● **WHAT IS EXPECTED**:
Each entry must appear in the answer exactly as given.

● **MATERIAL SHOWN**:
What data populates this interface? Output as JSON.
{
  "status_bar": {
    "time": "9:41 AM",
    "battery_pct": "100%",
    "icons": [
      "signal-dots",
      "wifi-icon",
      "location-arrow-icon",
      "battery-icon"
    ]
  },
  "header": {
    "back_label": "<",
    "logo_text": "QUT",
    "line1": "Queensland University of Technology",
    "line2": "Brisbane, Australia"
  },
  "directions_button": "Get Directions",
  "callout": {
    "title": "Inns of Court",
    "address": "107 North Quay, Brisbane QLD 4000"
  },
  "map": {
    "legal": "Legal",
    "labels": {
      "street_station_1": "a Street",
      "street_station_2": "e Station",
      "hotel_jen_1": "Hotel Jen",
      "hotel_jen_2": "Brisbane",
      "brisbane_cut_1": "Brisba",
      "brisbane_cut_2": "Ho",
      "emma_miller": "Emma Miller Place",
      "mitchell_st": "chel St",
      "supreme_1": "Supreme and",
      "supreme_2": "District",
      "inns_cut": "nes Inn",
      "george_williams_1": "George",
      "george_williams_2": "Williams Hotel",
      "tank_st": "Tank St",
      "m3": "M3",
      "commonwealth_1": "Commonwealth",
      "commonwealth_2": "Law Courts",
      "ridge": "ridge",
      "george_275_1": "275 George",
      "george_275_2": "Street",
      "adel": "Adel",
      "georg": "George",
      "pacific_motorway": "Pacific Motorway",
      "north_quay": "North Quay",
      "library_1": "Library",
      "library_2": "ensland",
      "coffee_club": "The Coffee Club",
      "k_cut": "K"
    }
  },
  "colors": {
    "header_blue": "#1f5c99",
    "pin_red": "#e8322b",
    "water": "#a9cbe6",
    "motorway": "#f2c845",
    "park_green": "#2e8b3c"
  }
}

● **SOLUTION FOR THIS TASK**:
What data populates this interface? Output as JSON.
{
  "status_bar": {
    "time": "9:41 AM",
    "battery_pct": "100%",
    "icons": [
      "signal-dots",
      "wifi-icon",
      "location-arrow-icon",
      "battery-icon"
    ]
  },
  "header": {
    "back_label": "<",
    "logo_text": "QUT",
    "line1": "Queensland University of Technology",
    "line2": "Brisbane, Australia"
  },
  "directions_button": "Get Directions",
  "callout": {
    "title": "Inns of Court",
    "address": "107 North Quay, Brisbane QLD 4000"
  },
  "map": {
    "legal": "Legal",
    "labels": {
      "street_station_1": "a Street",
      "street_station_2": "e Station",
      "hotel_jen_1": "Hotel Jen",
      "hotel_jen_2": "Brisbane",
      "brisbane_cut_1": "Brisba",
      "brisbane_cut_2": "Ho",
      "emma_miller": "Emma Miller Place",
      "mitchell_st": "chel St",
      "supreme_1": "Supreme and",
      "supreme_2": "District",
      "inns_cut": "nes Inn",
      "george_williams_1": "George",
      "george_williams_2": "Williams Hotel",
      "tank_st": "Tank St",
      "m3": "M3",
      "commonwealth_1": "Commonwealth",
      "commonwealth_2": "Law Courts",
      "ridge": "ridge",
      "george_275_1": "275 George",
      "george_275_2": "Street",
      "adel": "Adel",
      "georg": "George",
      "pacific_motorway": "Pacific Motorway",
      "north_quay": "North Quay",
      "library_1": "Library",
      "library_2": "ensland",
      "coffee_club": "The Coffee Club",
      "k_cut": "K"
    }
  },
  "colors": {
    "header_blue": "#1f5c99",
    "pin_red": "#e8322b",
    "water": "#a9cbe6",
    "motorway": "#f2c845",
    "park_green": "#2e8b3c"
  }
}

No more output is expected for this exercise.